━━━━━ Supplied information ━━━━━
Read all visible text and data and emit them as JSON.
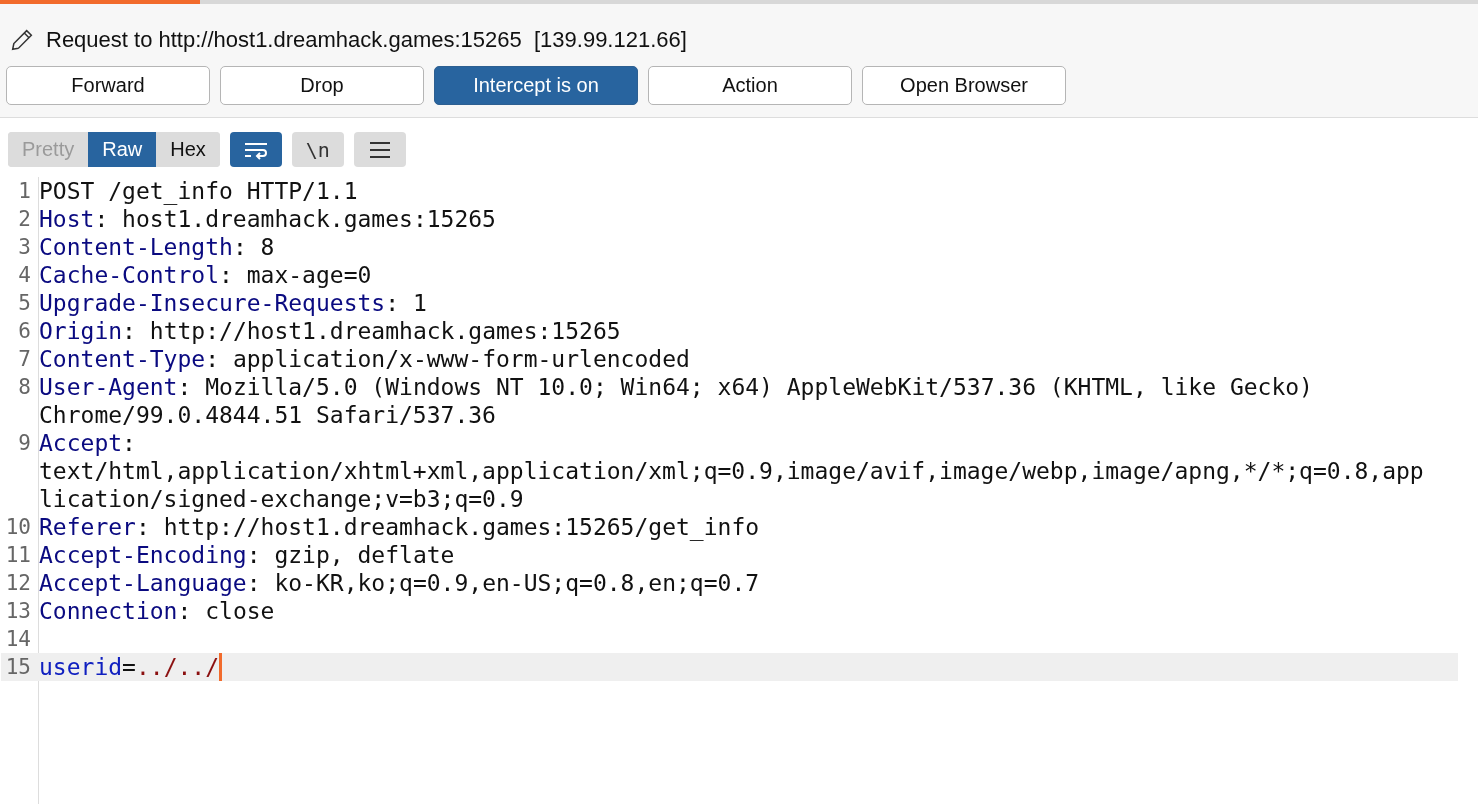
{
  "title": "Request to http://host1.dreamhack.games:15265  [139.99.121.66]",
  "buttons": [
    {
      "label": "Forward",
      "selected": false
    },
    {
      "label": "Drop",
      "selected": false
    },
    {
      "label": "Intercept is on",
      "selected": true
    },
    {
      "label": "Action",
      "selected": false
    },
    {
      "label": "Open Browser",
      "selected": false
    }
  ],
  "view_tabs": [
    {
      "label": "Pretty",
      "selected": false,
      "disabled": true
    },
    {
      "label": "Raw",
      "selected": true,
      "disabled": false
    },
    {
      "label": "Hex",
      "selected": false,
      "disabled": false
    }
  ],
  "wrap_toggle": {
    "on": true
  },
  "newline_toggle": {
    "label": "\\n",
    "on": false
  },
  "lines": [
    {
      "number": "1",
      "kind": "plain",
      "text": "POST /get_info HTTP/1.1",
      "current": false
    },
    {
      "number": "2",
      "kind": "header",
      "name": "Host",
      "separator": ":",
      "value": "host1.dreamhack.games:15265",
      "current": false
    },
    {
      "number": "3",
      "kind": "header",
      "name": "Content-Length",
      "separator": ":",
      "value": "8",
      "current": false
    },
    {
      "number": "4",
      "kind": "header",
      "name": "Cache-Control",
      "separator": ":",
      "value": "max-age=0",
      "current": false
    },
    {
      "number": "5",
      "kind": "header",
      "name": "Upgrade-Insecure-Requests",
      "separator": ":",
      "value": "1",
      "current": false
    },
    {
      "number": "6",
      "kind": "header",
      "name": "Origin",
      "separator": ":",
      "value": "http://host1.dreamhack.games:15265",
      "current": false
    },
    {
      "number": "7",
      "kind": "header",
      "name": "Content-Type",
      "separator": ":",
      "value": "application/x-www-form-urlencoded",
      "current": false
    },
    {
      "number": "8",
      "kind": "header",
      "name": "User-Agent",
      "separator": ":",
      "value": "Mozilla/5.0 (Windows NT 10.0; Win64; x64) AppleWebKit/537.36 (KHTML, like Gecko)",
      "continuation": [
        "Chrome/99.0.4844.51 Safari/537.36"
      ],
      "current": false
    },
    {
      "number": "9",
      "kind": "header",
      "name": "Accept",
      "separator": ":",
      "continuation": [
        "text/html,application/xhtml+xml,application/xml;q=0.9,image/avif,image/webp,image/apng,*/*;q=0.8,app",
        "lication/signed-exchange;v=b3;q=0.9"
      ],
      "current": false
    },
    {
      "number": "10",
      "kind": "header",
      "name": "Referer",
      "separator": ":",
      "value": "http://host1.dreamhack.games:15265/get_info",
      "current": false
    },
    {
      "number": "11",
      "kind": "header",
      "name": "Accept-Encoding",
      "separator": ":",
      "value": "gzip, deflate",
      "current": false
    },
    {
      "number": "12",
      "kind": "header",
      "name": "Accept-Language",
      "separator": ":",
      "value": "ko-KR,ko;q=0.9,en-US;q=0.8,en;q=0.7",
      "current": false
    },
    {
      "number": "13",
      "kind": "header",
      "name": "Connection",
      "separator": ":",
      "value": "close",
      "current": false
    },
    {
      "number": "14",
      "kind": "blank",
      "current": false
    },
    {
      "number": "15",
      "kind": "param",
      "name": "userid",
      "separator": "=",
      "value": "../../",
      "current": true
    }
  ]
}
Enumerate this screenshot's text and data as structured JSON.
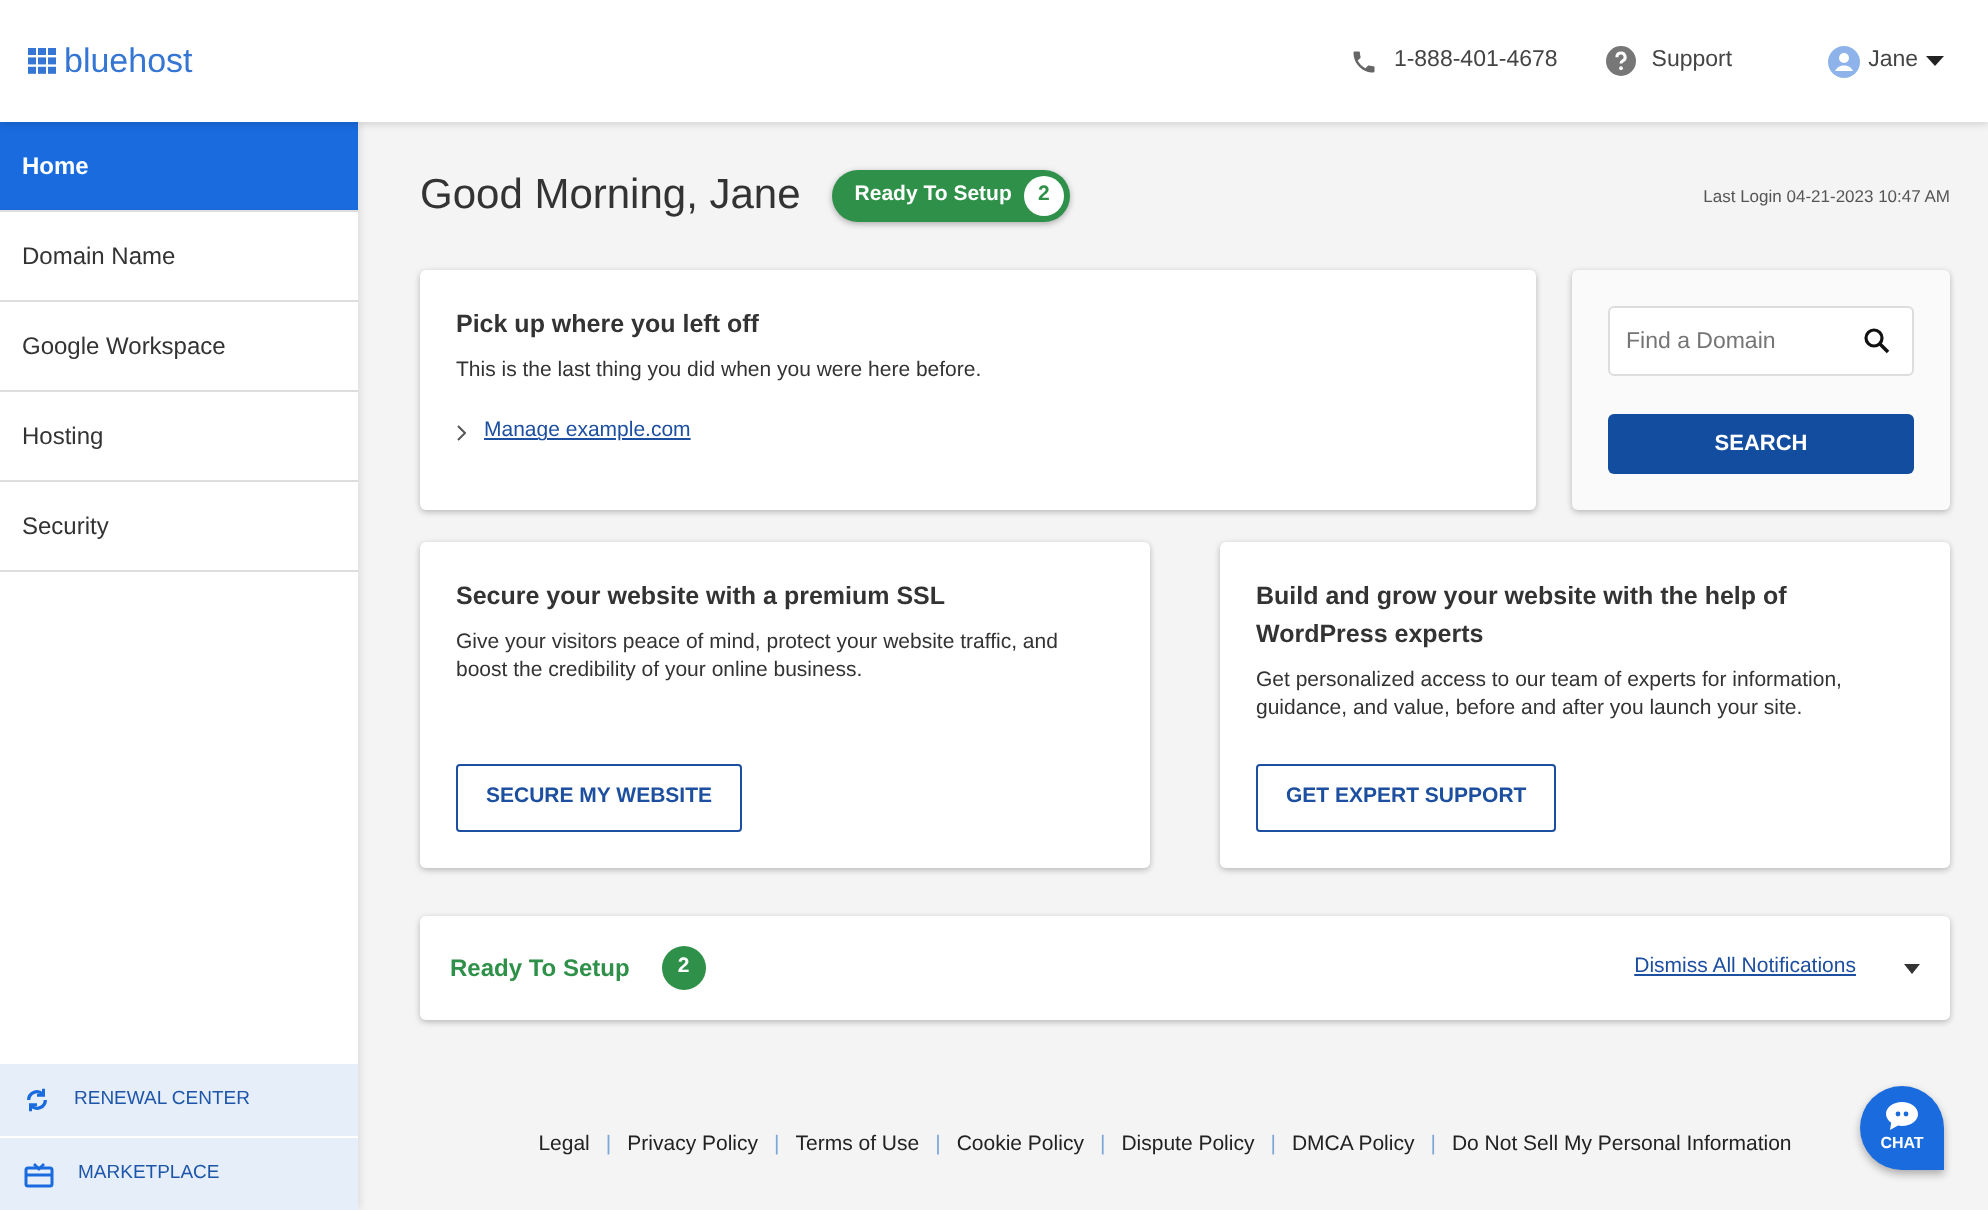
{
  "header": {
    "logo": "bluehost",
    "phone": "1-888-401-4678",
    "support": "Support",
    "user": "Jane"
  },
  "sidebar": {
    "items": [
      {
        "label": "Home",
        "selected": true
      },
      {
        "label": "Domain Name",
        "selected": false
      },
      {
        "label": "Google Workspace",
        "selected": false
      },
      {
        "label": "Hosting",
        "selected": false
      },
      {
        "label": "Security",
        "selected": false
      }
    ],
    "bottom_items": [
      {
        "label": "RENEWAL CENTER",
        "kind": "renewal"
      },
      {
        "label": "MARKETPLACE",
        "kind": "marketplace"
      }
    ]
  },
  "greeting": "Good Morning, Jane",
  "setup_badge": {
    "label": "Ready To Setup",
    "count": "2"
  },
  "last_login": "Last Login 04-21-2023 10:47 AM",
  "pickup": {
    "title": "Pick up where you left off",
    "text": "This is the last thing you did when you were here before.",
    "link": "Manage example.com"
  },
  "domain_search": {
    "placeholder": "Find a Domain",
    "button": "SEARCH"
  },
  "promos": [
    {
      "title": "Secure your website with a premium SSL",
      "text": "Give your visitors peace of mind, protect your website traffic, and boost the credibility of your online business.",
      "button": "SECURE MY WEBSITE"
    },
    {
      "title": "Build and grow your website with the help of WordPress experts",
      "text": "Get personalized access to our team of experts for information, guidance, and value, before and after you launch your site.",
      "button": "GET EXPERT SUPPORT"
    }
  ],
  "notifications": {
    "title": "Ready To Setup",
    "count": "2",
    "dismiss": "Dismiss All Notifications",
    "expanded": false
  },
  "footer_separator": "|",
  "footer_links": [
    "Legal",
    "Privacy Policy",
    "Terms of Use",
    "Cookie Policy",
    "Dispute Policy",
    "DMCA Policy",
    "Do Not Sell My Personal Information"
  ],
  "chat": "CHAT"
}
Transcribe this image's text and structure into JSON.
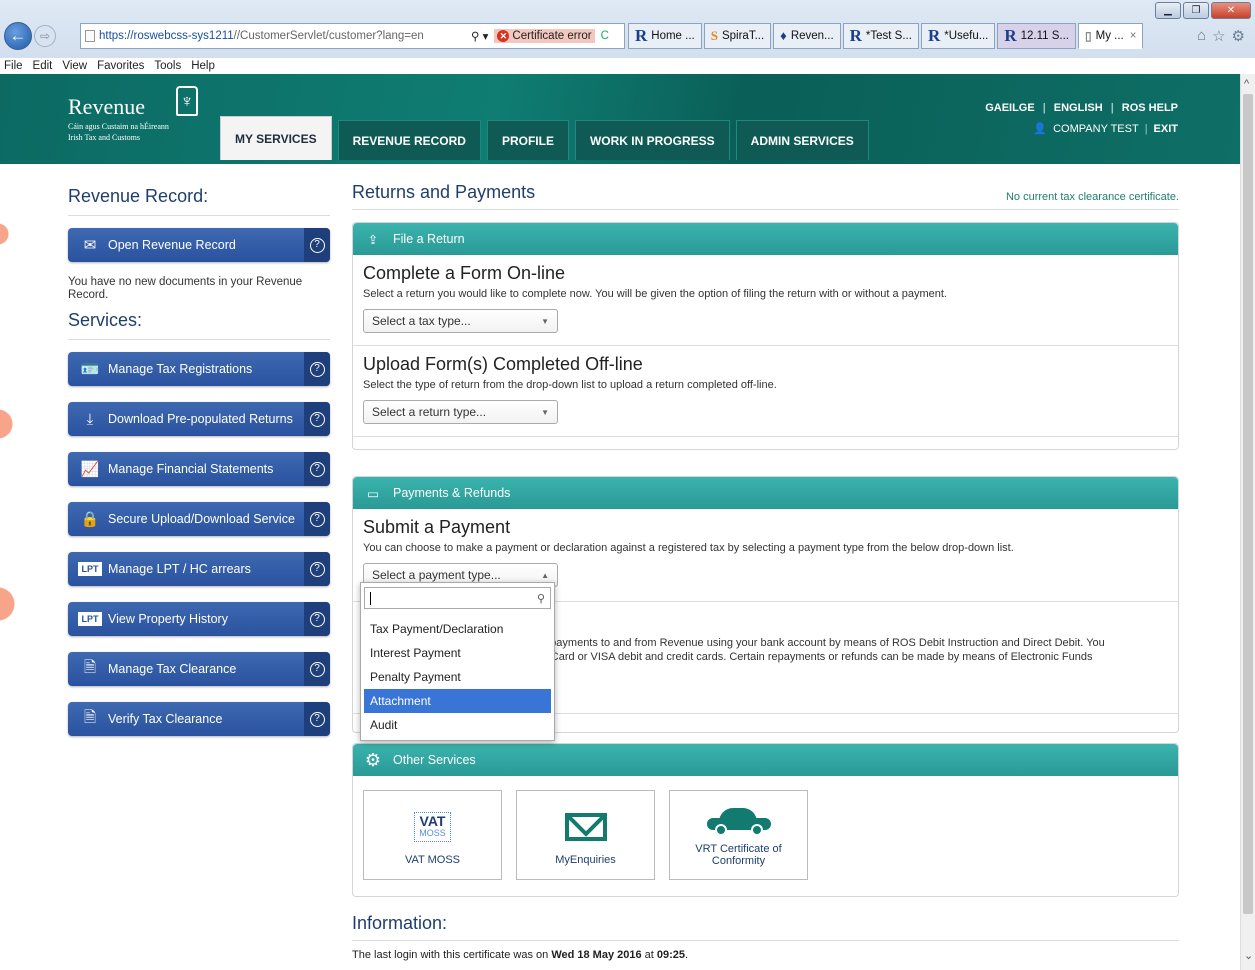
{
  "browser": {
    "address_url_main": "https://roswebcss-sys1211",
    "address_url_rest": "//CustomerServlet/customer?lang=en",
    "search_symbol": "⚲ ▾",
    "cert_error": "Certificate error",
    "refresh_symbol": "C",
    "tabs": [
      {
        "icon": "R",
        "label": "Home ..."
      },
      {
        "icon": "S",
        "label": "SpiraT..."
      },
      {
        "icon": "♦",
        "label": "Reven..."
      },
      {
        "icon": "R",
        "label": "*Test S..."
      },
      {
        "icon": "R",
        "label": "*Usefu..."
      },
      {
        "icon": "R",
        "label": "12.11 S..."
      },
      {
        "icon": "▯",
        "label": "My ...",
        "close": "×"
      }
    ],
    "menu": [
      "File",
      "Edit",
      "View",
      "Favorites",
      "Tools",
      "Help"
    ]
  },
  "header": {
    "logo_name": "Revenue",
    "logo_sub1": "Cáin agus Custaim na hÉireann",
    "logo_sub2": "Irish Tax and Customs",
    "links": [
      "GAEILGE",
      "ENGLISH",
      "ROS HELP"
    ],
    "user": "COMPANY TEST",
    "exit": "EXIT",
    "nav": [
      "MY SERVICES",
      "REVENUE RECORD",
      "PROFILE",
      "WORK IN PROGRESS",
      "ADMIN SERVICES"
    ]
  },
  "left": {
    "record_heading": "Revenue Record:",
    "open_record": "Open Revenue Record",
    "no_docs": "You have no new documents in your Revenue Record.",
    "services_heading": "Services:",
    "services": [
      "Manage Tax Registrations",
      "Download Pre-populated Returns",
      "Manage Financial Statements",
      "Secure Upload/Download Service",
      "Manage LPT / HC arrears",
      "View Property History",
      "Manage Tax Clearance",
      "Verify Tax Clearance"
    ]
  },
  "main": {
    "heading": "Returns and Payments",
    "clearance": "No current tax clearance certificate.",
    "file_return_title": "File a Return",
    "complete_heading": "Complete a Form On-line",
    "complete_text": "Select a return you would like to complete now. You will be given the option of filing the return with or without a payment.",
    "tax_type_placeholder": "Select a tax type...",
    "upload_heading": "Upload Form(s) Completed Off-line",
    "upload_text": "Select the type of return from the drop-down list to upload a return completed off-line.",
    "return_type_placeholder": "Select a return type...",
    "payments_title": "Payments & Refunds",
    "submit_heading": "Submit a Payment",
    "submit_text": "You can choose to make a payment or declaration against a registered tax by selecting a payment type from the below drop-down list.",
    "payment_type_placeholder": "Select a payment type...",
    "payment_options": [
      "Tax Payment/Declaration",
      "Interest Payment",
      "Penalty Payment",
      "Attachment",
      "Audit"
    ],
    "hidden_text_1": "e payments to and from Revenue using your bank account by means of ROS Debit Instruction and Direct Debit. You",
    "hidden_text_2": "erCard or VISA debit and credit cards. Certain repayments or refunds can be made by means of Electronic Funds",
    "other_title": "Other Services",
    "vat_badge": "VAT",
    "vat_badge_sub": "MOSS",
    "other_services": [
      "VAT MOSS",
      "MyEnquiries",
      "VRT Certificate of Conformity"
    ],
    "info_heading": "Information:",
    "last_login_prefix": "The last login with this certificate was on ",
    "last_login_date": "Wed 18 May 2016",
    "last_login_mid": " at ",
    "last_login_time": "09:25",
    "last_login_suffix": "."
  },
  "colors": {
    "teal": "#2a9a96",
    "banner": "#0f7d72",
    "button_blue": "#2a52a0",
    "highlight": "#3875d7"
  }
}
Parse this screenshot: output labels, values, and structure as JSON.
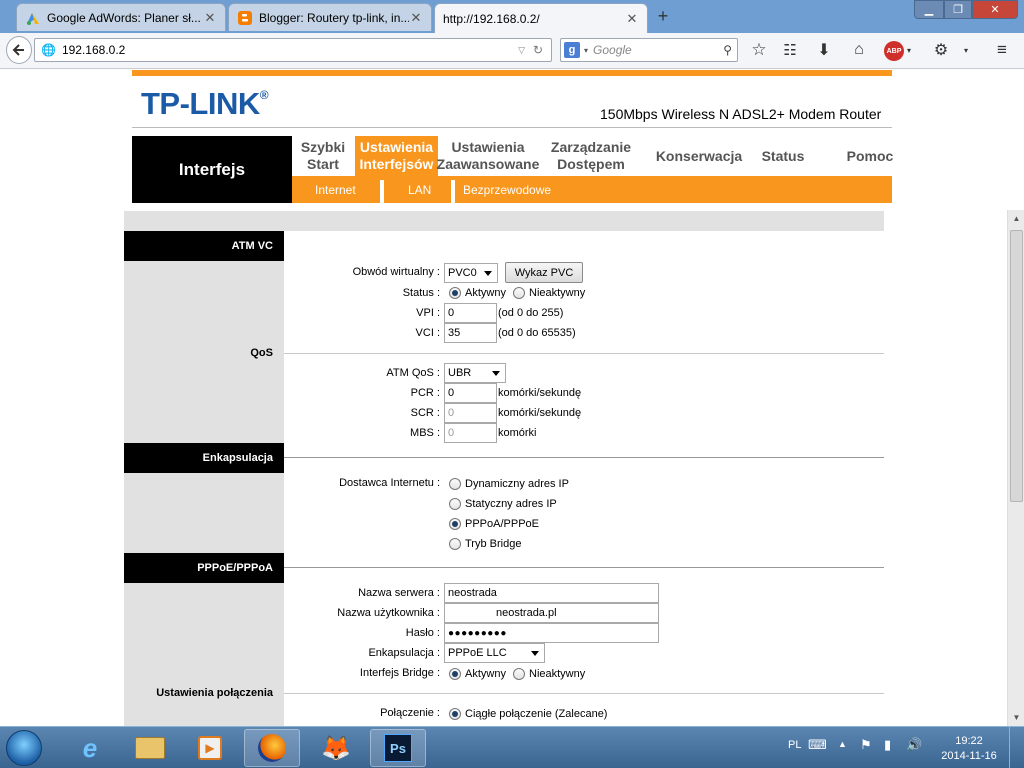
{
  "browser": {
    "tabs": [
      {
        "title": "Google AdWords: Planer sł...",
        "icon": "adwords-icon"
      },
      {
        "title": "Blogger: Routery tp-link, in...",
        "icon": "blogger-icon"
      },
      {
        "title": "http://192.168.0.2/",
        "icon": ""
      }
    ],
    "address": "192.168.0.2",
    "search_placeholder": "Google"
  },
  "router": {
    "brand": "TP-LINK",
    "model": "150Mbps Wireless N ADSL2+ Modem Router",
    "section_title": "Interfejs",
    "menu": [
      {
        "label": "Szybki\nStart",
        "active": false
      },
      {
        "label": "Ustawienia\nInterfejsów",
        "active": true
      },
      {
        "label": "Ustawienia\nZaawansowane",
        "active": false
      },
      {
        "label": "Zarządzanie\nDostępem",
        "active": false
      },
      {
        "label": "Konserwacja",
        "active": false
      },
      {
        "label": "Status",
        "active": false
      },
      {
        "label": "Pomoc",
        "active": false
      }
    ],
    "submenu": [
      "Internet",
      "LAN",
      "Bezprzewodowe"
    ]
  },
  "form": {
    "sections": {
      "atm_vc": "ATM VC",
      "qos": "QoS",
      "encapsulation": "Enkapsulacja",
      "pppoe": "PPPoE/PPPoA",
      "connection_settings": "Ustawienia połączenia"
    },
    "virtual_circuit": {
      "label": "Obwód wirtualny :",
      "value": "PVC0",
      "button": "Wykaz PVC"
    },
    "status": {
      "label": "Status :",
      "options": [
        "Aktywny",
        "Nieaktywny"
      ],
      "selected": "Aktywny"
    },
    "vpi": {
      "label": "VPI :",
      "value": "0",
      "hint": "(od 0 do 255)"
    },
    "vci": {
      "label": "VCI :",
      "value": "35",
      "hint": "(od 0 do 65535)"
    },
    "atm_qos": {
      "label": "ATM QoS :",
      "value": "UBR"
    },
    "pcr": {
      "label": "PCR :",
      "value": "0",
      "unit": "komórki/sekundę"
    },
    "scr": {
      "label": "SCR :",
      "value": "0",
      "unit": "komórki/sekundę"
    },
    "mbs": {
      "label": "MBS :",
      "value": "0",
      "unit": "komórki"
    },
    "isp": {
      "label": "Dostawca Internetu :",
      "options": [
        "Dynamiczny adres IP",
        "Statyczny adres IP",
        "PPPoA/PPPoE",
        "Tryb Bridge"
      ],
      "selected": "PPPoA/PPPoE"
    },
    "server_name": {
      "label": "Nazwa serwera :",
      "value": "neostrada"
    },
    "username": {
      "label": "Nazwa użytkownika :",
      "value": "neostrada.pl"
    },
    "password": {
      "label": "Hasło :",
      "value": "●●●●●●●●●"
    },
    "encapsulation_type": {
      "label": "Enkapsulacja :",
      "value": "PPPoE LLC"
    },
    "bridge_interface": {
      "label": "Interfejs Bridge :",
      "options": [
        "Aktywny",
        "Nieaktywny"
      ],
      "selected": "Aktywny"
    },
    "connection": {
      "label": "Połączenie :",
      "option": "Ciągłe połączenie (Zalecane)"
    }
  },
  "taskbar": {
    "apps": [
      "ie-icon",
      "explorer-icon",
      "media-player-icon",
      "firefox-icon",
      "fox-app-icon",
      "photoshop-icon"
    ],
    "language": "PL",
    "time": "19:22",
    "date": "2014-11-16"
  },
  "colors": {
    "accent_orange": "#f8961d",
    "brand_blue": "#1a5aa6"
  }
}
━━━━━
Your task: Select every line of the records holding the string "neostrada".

Result of this exercise:
      "value": "neostrada"
      "value": "neostrada.pl"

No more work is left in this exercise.